Members of Forest Heath District Council’s cabinet will meet next week to recommend freezing the authority’s portion of the council tax demand for the sixth successive year.
But cabinet member for resources Cllr Stephen Edwards warned at a briefing on Monday that with the government grant to the council having been almost halved over the past two years, the authority could not afford to be complacent .
“Funding changes mean we have to change the way we do things and make ourselves less reliant on government money,” he said.
“Councils can no longer do everything for people and here in West Suffolk we are leading the way by doing things with people, not for them or to them,” he said.
“We have a families and communities agenda under which we will support people to help themselves, be more self-reliant and less dependent on council services.”

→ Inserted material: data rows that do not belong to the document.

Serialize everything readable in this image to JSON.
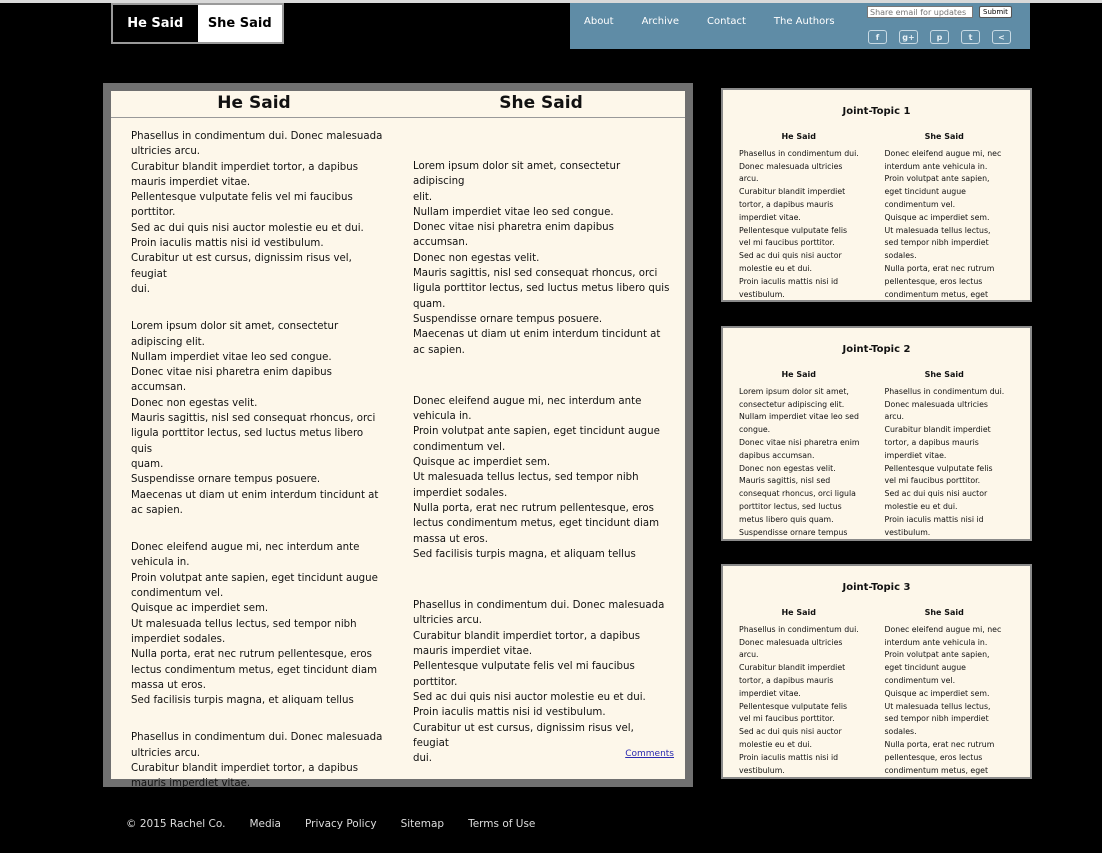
{
  "logo": {
    "he": "He Said",
    "she": "She Said"
  },
  "nav": {
    "links": [
      "About",
      "Archive",
      "Contact",
      "The Authors"
    ],
    "email_placeholder": "Share email for updates",
    "submit_label": "Submit",
    "social_icons": [
      "facebook-icon",
      "google-plus-icon",
      "pinterest-icon",
      "twitter-icon",
      "share-icon"
    ],
    "social_glyphs": [
      "f",
      "g+",
      "p",
      "t",
      "<"
    ]
  },
  "main": {
    "he_title": "He Said",
    "she_title": "She Said",
    "he_paragraphs": [
      [
        "Phasellus in condimentum dui. Donec malesuada",
        "ultricies arcu.",
        "Curabitur blandit imperdiet tortor, a dapibus",
        "mauris imperdiet vitae.",
        "Pellentesque vulputate felis vel mi faucibus",
        "porttitor.",
        "Sed ac dui quis nisi auctor molestie eu et dui.",
        "Proin iaculis mattis nisi id vestibulum.",
        "Curabitur ut est cursus, dignissim risus vel, feugiat",
        "dui."
      ],
      [
        "Lorem ipsum dolor sit amet, consectetur",
        "adipiscing elit.",
        "Nullam imperdiet vitae leo sed congue.",
        "Donec vitae nisi pharetra enim dapibus accumsan.",
        "Donec non egestas velit.",
        "Mauris sagittis, nisl sed consequat rhoncus, orci",
        "ligula porttitor lectus, sed luctus metus libero quis",
        "quam.",
        "Suspendisse ornare tempus posuere.",
        "Maecenas ut diam ut enim interdum tincidunt at",
        "ac sapien."
      ],
      [
        "Donec eleifend augue mi, nec interdum ante",
        "vehicula in.",
        "Proin volutpat ante sapien, eget tincidunt augue",
        "condimentum vel.",
        "Quisque ac imperdiet sem.",
        "Ut malesuada tellus lectus, sed tempor nibh",
        "imperdiet sodales.",
        "Nulla porta, erat nec rutrum pellentesque, eros",
        "lectus condimentum metus, eget tincidunt diam",
        "massa ut eros.",
        "Sed facilisis turpis magna, et aliquam tellus"
      ],
      [
        "Phasellus in condimentum dui. Donec malesuada",
        "ultricies arcu.",
        "Curabitur blandit imperdiet tortor, a dapibus",
        "mauris imperdiet vitae."
      ]
    ],
    "she_paragraphs": [
      [
        "Lorem ipsum dolor sit amet, consectetur adipiscing",
        "elit.",
        "Nullam imperdiet vitae leo sed congue.",
        "Donec vitae nisi pharetra enim dapibus accumsan.",
        "Donec non egestas velit.",
        "Mauris sagittis, nisl sed consequat rhoncus, orci",
        "ligula porttitor lectus, sed luctus metus libero quis",
        "quam.",
        "Suspendisse ornare tempus posuere.",
        "Maecenas ut diam ut enim interdum tincidunt at",
        "ac sapien."
      ],
      [
        "Donec eleifend augue mi, nec interdum ante",
        "vehicula in.",
        "Proin volutpat ante sapien, eget tincidunt augue",
        "condimentum vel.",
        "Quisque ac imperdiet sem.",
        "Ut malesuada tellus lectus, sed tempor nibh",
        "imperdiet sodales.",
        "Nulla porta, erat nec rutrum pellentesque, eros",
        "lectus condimentum metus, eget tincidunt diam",
        "massa ut eros.",
        "Sed facilisis turpis magna, et aliquam tellus"
      ],
      [
        "Phasellus in condimentum dui. Donec malesuada",
        "ultricies arcu.",
        "Curabitur blandit imperdiet tortor, a dapibus",
        "mauris imperdiet vitae.",
        "Pellentesque vulputate felis vel mi faucibus",
        "porttitor.",
        "Sed ac dui quis nisi auctor molestie eu et dui.",
        "Proin iaculis mattis nisi id vestibulum.",
        "Curabitur ut est cursus, dignissim risus vel, feugiat",
        "dui."
      ]
    ],
    "comments_label": "Comments"
  },
  "cards": [
    {
      "title": "Joint-Topic 1",
      "he_label": "He Said",
      "she_label": "She Said",
      "he_lines": [
        "Phasellus in condimentum dui.",
        "Donec malesuada ultricies",
        "arcu.",
        "Curabitur blandit imperdiet",
        "tortor, a dapibus mauris",
        "imperdiet vitae.",
        "Pellentesque vulputate felis",
        "vel mi faucibus porttitor.",
        "Sed ac dui quis nisi auctor",
        "molestie eu et dui.",
        "Proin iaculis mattis nisi id",
        "vestibulum."
      ],
      "she_lines": [
        "Donec eleifend augue mi, nec",
        "interdum ante vehicula in.",
        "Proin volutpat ante sapien,",
        "eget tincidunt augue",
        "condimentum vel.",
        "Quisque ac imperdiet sem.",
        "Ut malesuada tellus lectus,",
        "sed tempor nibh imperdiet",
        "sodales.",
        "Nulla porta, erat nec rutrum",
        "pellentesque, eros lectus",
        "condimentum metus, eget"
      ]
    },
    {
      "title": "Joint-Topic 2",
      "he_label": "He Said",
      "she_label": "She Said",
      "he_lines": [
        "Lorem ipsum dolor sit amet,",
        "consectetur adipiscing elit.",
        "Nullam imperdiet vitae leo sed",
        "congue.",
        "Donec vitae nisi pharetra enim",
        "dapibus accumsan.",
        "Donec non egestas velit.",
        "Mauris sagittis, nisl sed",
        "consequat rhoncus, orci ligula",
        "porttitor lectus, sed luctus",
        "metus libero quis quam.",
        "Suspendisse ornare tempus"
      ],
      "she_lines": [
        "Phasellus in condimentum dui.",
        "Donec malesuada ultricies",
        "arcu.",
        "Curabitur blandit imperdiet",
        "tortor, a dapibus mauris",
        "imperdiet vitae.",
        "Pellentesque vulputate felis",
        "vel mi faucibus porttitor.",
        "Sed ac dui quis nisi auctor",
        "molestie eu et dui.",
        "Proin iaculis mattis nisi id",
        "vestibulum."
      ]
    },
    {
      "title": "Joint-Topic 3",
      "he_label": "He Said",
      "she_label": "She Said",
      "he_lines": [
        "Phasellus in condimentum dui.",
        "Donec malesuada ultricies",
        "arcu.",
        "Curabitur blandit imperdiet",
        "tortor, a dapibus mauris",
        "imperdiet vitae.",
        "Pellentesque vulputate felis",
        "vel mi faucibus porttitor.",
        "Sed ac dui quis nisi auctor",
        "molestie eu et dui.",
        "Proin iaculis mattis nisi id",
        "vestibulum."
      ],
      "she_lines": [
        "Donec eleifend augue mi, nec",
        "interdum ante vehicula in.",
        "Proin volutpat ante sapien,",
        "eget tincidunt augue",
        "condimentum vel.",
        "Quisque ac imperdiet sem.",
        "Ut malesuada tellus lectus,",
        "sed tempor nibh imperdiet",
        "sodales.",
        "Nulla porta, erat nec rutrum",
        "pellentesque, eros lectus",
        "condimentum metus, eget"
      ]
    }
  ],
  "footer": {
    "copyright": "© 2015 Rachel Co.",
    "links": [
      "Media",
      "Privacy Policy",
      "Sitemap",
      "Terms of Use"
    ]
  },
  "colors": {
    "nav_bg": "#5f8ca6",
    "panel_bg": "#fdf7ea",
    "page_bg": "#000000"
  }
}
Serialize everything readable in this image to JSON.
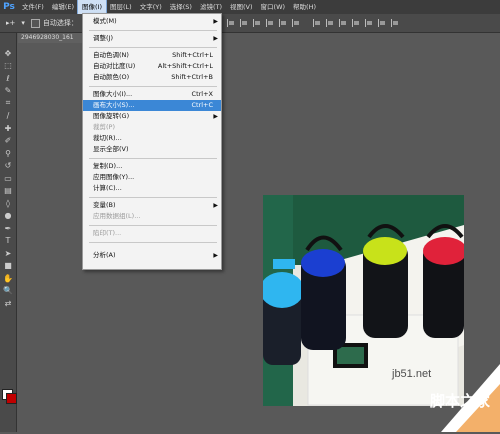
{
  "menubar": {
    "logo": "Ps",
    "items": [
      {
        "label": "文件(F)"
      },
      {
        "label": "编辑(E)"
      },
      {
        "label": "图像(I)"
      },
      {
        "label": "图层(L)"
      },
      {
        "label": "文字(Y)"
      },
      {
        "label": "选择(S)"
      },
      {
        "label": "滤镜(T)"
      },
      {
        "label": "视图(V)"
      },
      {
        "label": "窗口(W)"
      },
      {
        "label": "帮助(H)"
      }
    ],
    "active_index": 2
  },
  "optionsbar": {
    "auto_select_label": "自动选择："
  },
  "document": {
    "tab_title": "2946928030_161"
  },
  "image_menu": {
    "items": [
      {
        "label": "模式(M)",
        "shortcut": "",
        "submenu": true,
        "disabled": false
      },
      {
        "label": "调整(J)",
        "shortcut": "",
        "submenu": true,
        "disabled": false
      },
      {
        "label": "自动色调(N)",
        "shortcut": "Shift+Ctrl+L",
        "submenu": false,
        "disabled": false
      },
      {
        "label": "自动对比度(U)",
        "shortcut": "Alt+Shift+Ctrl+L",
        "submenu": false,
        "disabled": false
      },
      {
        "label": "自动颜色(O)",
        "shortcut": "Shift+Ctrl+B",
        "submenu": false,
        "disabled": false
      },
      {
        "label": "图像大小(I)...",
        "shortcut": "Ctrl+X",
        "submenu": false,
        "disabled": false
      },
      {
        "label": "画布大小(S)...",
        "shortcut": "Ctrl+C",
        "submenu": false,
        "disabled": false,
        "highlight": true
      },
      {
        "label": "图像旋转(G)",
        "shortcut": "",
        "submenu": true,
        "disabled": false
      },
      {
        "label": "裁剪(P)",
        "shortcut": "",
        "submenu": false,
        "disabled": true
      },
      {
        "label": "裁切(R)...",
        "shortcut": "",
        "submenu": false,
        "disabled": false
      },
      {
        "label": "显示全部(V)",
        "shortcut": "",
        "submenu": false,
        "disabled": false
      },
      {
        "label": "复制(D)...",
        "shortcut": "",
        "submenu": false,
        "disabled": false
      },
      {
        "label": "应用图像(Y)...",
        "shortcut": "",
        "submenu": false,
        "disabled": false
      },
      {
        "label": "计算(C)...",
        "shortcut": "",
        "submenu": false,
        "disabled": false
      },
      {
        "label": "变量(B)",
        "shortcut": "",
        "submenu": true,
        "disabled": false
      },
      {
        "label": "应用数据组(L)...",
        "shortcut": "",
        "submenu": false,
        "disabled": true
      },
      {
        "label": "陷印(T)...",
        "shortcut": "",
        "submenu": false,
        "disabled": true
      },
      {
        "label": "分析(A)",
        "shortcut": "",
        "submenu": true,
        "disabled": false
      }
    ]
  },
  "watermark": {
    "domain": "jb51.net",
    "text": "脚本之家"
  },
  "colors": {
    "accent": "#3b87d6",
    "workspace": "#595959",
    "foreground_swatch": "#ffffff",
    "background_swatch": "#c00000"
  },
  "toolbar": {
    "icons": [
      "move-icon",
      "marquee-icon",
      "lasso-icon",
      "quick-select-icon",
      "crop-icon",
      "eyedropper-icon",
      "healing-icon",
      "brush-icon",
      "clone-stamp-icon",
      "history-brush-icon",
      "eraser-icon",
      "gradient-icon",
      "blur-icon",
      "dodge-icon",
      "pen-icon",
      "type-icon",
      "path-select-icon",
      "shape-icon",
      "hand-icon",
      "zoom-icon"
    ]
  }
}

He said while the council would continue to invest in front-line services it would also be focussing on “building community resilience and self reliance.”
Residents with ideas for projects were advised to contact the council where officers would help them apply for any appropriate grants and funding that might be available .
The council is being forced to make £1.1 million of savings in the next financial year with the largest chunk, £278,000, set to come through sharing more services with its neighbour St Edmundsbury under the West Suffolk banner.
The council is also looking to generate cash with projects such as the building of 10 new industrial units at Sam Alper Court in Newmarket for which it has already identified a strong demand and which it will lease out .
Council leader Cllr James Waters said: “We’re squeezing every penny we can and always looking to secure a stronger future for Forest Heath but everyone has a part to play.”